[Opening Record extracts section]

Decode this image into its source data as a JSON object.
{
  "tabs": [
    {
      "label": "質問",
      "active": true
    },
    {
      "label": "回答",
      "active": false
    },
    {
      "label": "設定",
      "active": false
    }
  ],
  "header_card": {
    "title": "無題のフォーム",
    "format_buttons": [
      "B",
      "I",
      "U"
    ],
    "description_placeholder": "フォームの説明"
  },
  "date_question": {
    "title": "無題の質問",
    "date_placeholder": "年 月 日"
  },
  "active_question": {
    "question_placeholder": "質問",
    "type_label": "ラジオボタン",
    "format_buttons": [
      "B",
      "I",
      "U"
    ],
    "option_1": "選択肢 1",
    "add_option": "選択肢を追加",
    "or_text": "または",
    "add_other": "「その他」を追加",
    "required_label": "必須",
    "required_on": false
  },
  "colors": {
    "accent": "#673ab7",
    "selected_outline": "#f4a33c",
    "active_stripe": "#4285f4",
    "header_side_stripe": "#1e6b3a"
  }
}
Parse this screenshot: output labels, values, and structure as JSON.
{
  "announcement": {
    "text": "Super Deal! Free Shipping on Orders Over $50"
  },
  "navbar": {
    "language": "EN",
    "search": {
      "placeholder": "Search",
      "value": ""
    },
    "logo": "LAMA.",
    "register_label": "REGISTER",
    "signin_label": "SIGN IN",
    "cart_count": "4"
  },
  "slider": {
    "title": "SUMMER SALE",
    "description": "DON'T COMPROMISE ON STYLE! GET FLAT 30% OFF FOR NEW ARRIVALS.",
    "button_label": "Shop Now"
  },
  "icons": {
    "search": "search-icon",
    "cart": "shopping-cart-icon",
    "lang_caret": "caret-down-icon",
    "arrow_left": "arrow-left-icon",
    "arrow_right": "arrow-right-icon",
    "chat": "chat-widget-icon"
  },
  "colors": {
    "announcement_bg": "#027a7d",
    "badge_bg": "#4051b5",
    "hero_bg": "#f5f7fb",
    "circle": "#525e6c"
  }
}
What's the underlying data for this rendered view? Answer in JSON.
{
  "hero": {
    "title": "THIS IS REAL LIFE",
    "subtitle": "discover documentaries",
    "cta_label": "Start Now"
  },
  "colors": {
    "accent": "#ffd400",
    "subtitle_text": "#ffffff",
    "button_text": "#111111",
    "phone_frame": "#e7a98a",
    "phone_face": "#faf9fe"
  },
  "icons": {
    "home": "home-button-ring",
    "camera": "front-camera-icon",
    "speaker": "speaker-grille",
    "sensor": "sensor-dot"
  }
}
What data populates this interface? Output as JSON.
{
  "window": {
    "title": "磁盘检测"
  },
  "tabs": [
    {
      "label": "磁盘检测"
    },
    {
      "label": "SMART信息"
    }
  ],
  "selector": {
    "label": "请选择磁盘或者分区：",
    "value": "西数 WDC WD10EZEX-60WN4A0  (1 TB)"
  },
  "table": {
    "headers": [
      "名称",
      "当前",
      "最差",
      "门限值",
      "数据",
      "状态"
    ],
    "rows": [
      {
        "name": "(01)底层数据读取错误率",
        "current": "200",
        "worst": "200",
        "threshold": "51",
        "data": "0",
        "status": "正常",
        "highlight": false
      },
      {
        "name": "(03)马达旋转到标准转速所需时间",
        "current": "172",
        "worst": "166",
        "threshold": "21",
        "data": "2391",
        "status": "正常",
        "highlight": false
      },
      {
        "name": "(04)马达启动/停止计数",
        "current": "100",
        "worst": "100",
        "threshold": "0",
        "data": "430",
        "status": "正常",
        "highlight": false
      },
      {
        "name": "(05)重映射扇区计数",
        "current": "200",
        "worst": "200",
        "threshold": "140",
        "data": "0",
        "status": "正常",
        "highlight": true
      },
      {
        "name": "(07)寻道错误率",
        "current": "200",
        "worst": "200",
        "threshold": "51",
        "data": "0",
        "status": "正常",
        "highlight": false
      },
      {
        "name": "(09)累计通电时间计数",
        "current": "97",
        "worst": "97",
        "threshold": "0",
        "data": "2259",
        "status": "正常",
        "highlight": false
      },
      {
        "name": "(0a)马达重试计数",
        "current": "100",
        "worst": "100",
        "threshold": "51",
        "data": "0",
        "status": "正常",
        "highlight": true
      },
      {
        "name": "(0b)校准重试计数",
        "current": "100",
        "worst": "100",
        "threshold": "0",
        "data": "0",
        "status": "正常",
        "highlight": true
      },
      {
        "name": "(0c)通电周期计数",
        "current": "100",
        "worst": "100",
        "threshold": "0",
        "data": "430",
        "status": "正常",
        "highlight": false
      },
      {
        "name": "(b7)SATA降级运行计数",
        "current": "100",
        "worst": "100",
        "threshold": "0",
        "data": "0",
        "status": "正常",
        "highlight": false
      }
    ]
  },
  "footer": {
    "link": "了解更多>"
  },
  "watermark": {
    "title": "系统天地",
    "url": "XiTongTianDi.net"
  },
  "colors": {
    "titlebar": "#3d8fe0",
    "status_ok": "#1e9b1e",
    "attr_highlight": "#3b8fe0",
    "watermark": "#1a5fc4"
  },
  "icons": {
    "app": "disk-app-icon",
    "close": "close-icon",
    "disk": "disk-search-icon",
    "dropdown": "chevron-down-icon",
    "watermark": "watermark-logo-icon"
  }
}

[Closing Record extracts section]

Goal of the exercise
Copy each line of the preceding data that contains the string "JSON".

Task solution
Decode this image into its source data as a JSON object.
Parse this screenshot: output labels, values, and structure as JSON.
What's the underlying data for this rendered view? Answer in JSON.
What data populates this interface? Output as JSON.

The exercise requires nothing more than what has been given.